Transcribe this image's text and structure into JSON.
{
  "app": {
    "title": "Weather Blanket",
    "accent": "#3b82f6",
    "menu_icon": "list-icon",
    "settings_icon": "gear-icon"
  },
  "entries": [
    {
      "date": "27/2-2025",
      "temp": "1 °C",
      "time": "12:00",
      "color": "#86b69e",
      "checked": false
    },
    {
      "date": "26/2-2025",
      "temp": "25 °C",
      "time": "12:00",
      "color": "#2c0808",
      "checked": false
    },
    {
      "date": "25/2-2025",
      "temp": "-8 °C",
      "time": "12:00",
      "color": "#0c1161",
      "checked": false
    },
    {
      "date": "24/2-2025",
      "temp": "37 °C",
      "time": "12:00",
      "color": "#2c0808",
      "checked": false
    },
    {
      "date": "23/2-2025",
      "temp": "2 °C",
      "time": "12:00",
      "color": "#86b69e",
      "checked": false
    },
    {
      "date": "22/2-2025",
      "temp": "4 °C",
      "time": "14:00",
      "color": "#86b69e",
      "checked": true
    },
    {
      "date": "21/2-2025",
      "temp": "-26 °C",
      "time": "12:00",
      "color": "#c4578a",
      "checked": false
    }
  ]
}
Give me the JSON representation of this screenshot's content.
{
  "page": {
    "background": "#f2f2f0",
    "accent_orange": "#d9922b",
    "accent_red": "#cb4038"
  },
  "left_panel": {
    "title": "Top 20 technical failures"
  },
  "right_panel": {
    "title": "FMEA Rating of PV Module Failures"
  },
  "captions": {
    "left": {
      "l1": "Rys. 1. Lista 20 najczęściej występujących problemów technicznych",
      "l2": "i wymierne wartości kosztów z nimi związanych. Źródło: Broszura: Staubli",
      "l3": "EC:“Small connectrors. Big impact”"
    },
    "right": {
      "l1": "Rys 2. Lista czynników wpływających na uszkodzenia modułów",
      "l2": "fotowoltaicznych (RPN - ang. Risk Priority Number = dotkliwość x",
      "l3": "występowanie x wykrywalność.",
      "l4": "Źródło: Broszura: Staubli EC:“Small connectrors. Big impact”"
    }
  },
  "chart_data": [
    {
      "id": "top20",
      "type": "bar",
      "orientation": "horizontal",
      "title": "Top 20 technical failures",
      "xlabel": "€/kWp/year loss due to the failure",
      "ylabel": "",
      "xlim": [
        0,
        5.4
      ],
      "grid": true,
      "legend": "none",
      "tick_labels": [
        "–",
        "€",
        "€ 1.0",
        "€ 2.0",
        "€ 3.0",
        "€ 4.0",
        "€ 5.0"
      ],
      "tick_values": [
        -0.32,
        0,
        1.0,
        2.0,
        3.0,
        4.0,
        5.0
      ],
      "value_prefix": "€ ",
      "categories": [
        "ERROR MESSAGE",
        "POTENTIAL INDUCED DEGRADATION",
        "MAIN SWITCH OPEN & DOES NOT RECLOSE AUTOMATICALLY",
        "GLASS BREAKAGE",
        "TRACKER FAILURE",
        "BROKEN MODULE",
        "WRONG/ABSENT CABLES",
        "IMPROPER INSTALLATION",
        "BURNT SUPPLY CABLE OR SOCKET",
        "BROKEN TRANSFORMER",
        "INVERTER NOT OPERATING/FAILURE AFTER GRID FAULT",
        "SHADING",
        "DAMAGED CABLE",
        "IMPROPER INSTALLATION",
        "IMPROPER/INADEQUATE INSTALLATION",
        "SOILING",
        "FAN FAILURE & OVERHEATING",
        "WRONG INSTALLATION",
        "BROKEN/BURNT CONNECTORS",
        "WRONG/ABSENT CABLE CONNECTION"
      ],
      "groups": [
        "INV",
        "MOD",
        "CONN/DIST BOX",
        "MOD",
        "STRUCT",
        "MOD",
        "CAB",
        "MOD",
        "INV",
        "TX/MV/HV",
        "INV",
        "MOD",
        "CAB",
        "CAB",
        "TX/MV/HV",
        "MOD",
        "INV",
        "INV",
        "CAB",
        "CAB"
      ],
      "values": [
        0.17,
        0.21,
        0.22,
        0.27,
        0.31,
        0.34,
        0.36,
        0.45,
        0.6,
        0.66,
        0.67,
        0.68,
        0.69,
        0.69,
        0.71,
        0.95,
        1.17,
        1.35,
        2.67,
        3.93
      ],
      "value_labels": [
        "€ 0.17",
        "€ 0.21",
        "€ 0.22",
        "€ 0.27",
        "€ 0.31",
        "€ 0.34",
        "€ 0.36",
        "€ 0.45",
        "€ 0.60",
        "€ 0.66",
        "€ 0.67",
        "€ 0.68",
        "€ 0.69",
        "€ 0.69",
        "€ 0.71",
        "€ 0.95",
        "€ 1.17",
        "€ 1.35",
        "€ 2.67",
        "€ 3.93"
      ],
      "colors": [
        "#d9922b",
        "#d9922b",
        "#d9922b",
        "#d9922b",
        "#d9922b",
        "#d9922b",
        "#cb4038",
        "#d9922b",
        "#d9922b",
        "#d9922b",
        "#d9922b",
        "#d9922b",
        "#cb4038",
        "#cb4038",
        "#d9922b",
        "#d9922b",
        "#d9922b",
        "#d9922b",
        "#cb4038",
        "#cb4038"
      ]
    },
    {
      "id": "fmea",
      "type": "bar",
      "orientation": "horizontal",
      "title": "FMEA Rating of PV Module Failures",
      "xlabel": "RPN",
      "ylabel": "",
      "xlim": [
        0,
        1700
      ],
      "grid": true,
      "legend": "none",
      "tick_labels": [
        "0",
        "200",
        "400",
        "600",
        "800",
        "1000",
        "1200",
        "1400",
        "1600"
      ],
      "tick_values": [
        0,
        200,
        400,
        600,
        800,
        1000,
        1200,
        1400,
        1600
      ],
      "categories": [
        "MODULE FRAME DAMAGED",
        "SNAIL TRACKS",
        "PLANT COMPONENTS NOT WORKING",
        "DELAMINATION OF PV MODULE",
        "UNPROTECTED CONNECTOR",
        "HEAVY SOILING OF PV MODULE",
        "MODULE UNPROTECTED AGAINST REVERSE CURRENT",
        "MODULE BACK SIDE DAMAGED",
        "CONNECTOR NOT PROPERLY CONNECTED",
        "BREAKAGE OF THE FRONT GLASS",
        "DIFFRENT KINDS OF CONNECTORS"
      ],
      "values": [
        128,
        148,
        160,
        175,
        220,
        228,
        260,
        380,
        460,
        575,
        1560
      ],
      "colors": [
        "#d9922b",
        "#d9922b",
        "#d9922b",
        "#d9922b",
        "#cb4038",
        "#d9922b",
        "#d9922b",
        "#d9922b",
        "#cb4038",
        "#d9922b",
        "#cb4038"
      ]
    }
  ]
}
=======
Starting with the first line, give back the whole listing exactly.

Transcribe this image's text and structure into JSON.
{
  "app": {
    "title": "Weather Blanket",
    "accent": "#3b82f6",
    "menu_icon": "list-icon",
    "settings_icon": "gear-icon"
  },
  "entries": [
    {
      "date": "27/2-2025",
      "temp": "1 °C",
      "time": "12:00",
      "color": "#86b69e",
      "checked": false
    },
    {
      "date": "26/2-2025",
      "temp": "25 °C",
      "time": "12:00",
      "color": "#2c0808",
      "checked": false
    },
    {
      "date": "25/2-2025",
      "temp": "-8 °C",
      "time": "12:00",
      "color": "#0c1161",
      "checked": false
    },
    {
      "date": "24/2-2025",
      "temp": "37 °C",
      "time": "12:00",
      "color": "#2c0808",
      "checked": false
    },
    {
      "date": "23/2-2025",
      "temp": "2 °C",
      "time": "12:00",
      "color": "#86b69e",
      "checked": false
    },
    {
      "date": "22/2-2025",
      "temp": "4 °C",
      "time": "14:00",
      "color": "#86b69e",
      "checked": true
    },
    {
      "date": "21/2-2025",
      "temp": "-26 °C",
      "time": "12:00",
      "color": "#c4578a",
      "checked": false
    }
  ]
}
Give me the JSON representation of this screenshot's content.
{
  "page": {
    "background": "#f2f2f0",
    "accent_orange": "#d9922b",
    "accent_red": "#cb4038"
  },
  "left_panel": {
    "title": "Top 20 technical failures"
  },
  "right_panel": {
    "title": "FMEA Rating of PV Module Failures"
  },
  "captions": {
    "left": {
      "l1": "Rys. 1. Lista 20 najczęściej występujących problemów technicznych",
      "l2": "i wymierne wartości kosztów z nimi związanych. Źródło: Broszura: Staubli",
      "l3": "EC:“Small connectrors. Big impact”"
    },
    "right": {
      "l1": "Rys 2. Lista czynników wpływających na uszkodzenia modułów",
      "l2": "fotowoltaicznych (RPN - ang. Risk Priority Number = dotkliwość x",
      "l3": "występowanie x wykrywalność.",
      "l4": "Źródło: Broszura: Staubli EC:“Small connectrors. Big impact”"
    }
  },
  "chart_data": [
    {
      "id": "top20",
      "type": "bar",
      "orientation": "horizontal",
      "title": "Top 20 technical failures",
      "xlabel": "€/kWp/year loss due to the failure",
      "ylabel": "",
      "xlim": [
        0,
        5.4
      ],
      "grid": true,
      "legend": "none",
      "tick_labels": [
        "–",
        "€",
        "€ 1.0",
        "€ 2.0",
        "€ 3.0",
        "€ 4.0",
        "€ 5.0"
      ],
      "tick_values": [
        -0.32,
        0,
        1.0,
        2.0,
        3.0,
        4.0,
        5.0
      ],
      "value_prefix": "€ ",
      "categories": [
        "ERROR MESSAGE",
        "POTENTIAL INDUCED DEGRADATION",
        "MAIN SWITCH OPEN & DOES NOT RECLOSE AUTOMATICALLY",
        "GLASS BREAKAGE",
        "TRACKER FAILURE",
        "BROKEN MODULE",
        "WRONG/ABSENT CABLES",
        "IMPROPER INSTALLATION",
        "BURNT SUPPLY CABLE OR SOCKET",
        "BROKEN TRANSFORMER",
        "INVERTER NOT OPERATING/FAILURE AFTER GRID FAULT",
        "SHADING",
        "DAMAGED CABLE",
        "IMPROPER INSTALLATION",
        "IMPROPER/INADEQUATE INSTALLATION",
        "SOILING",
        "FAN FAILURE & OVERHEATING",
        "WRONG INSTALLATION",
        "BROKEN/BURNT CONNECTORS",
        "WRONG/ABSENT CABLE CONNECTION"
      ],
      "groups": [
        "INV",
        "MOD",
        "CONN/DIST BOX",
        "MOD",
        "STRUCT",
        "MOD",
        "CAB",
        "MOD",
        "INV",
        "TX/MV/HV",
        "INV",
        "MOD",
        "CAB",
        "CAB",
        "TX/MV/HV",
        "MOD",
        "INV",
        "INV",
        "CAB",
        "CAB"
      ],
      "values": [
        0.17,
        0.21,
        0.22,
        0.27,
        0.31,
        0.34,
        0.36,
        0.45,
        0.6,
        0.66,
        0.67,
        0.68,
        0.69,
        0.69,
        0.71,
        0.95,
        1.17,
        1.35,
        2.67,
        3.93
      ],
      "value_labels": [
        "€ 0.17",
        "€ 0.21",
        "€ 0.22",
        "€ 0.27",
        "€ 0.31",
        "€ 0.34",
        "€ 0.36",
        "€ 0.45",
        "€ 0.60",
        "€ 0.66",
        "€ 0.67",
        "€ 0.68",
        "€ 0.69",
        "€ 0.69",
        "€ 0.71",
        "€ 0.95",
        "€ 1.17",
        "€ 1.35",
        "€ 2.67",
        "€ 3.93"
      ],
      "colors": [
        "#d9922b",
        "#d9922b",
        "#d9922b",
        "#d9922b",
        "#d9922b",
        "#d9922b",
        "#cb4038",
        "#d9922b",
        "#d9922b",
        "#d9922b",
        "#d9922b",
        "#d9922b",
        "#cb4038",
        "#cb4038",
        "#d9922b",
        "#d9922b",
        "#d9922b",
        "#d9922b",
        "#cb4038",
        "#cb4038"
      ]
    },
    {
      "id": "fmea",
      "type": "bar",
      "orientation": "horizontal",
      "title": "FMEA Rating of PV Module Failures",
      "xlabel": "RPN",
      "ylabel": "",
      "xlim": [
        0,
        1700
      ],
      "grid": true,
      "legend": "none",
      "tick_labels": [
        "0",
        "200",
        "400",
        "600",
        "800",
        "1000",
        "1200",
        "1400",
        "1600"
      ],
      "tick_values": [
        0,
        200,
        400,
        600,
        800,
        1000,
        1200,
        1400,
        1600
      ],
      "categories": [
        "MODULE FRAME DAMAGED",
        "SNAIL TRACKS",
        "PLANT COMPONENTS NOT WORKING",
        "DELAMINATION OF PV MODULE",
        "UNPROTECTED CONNECTOR",
        "HEAVY SOILING OF PV MODULE",
        "MODULE UNPROTECTED AGAINST REVERSE CURRENT",
        "MODULE BACK SIDE DAMAGED",
        "CONNECTOR NOT PROPERLY CONNECTED",
        "BREAKAGE OF THE FRONT GLASS",
        "DIFFRENT KINDS OF CONNECTORS"
      ],
      "values": [
        128,
        148,
        160,
        175,
        220,
        228,
        260,
        380,
        460,
        575,
        1560
      ],
      "colors": [
        "#d9922b",
        "#d9922b",
        "#d9922b",
        "#d9922b",
        "#cb4038",
        "#d9922b",
        "#d9922b",
        "#d9922b",
        "#cb4038",
        "#d9922b",
        "#cb4038"
      ]
    }
  ]
}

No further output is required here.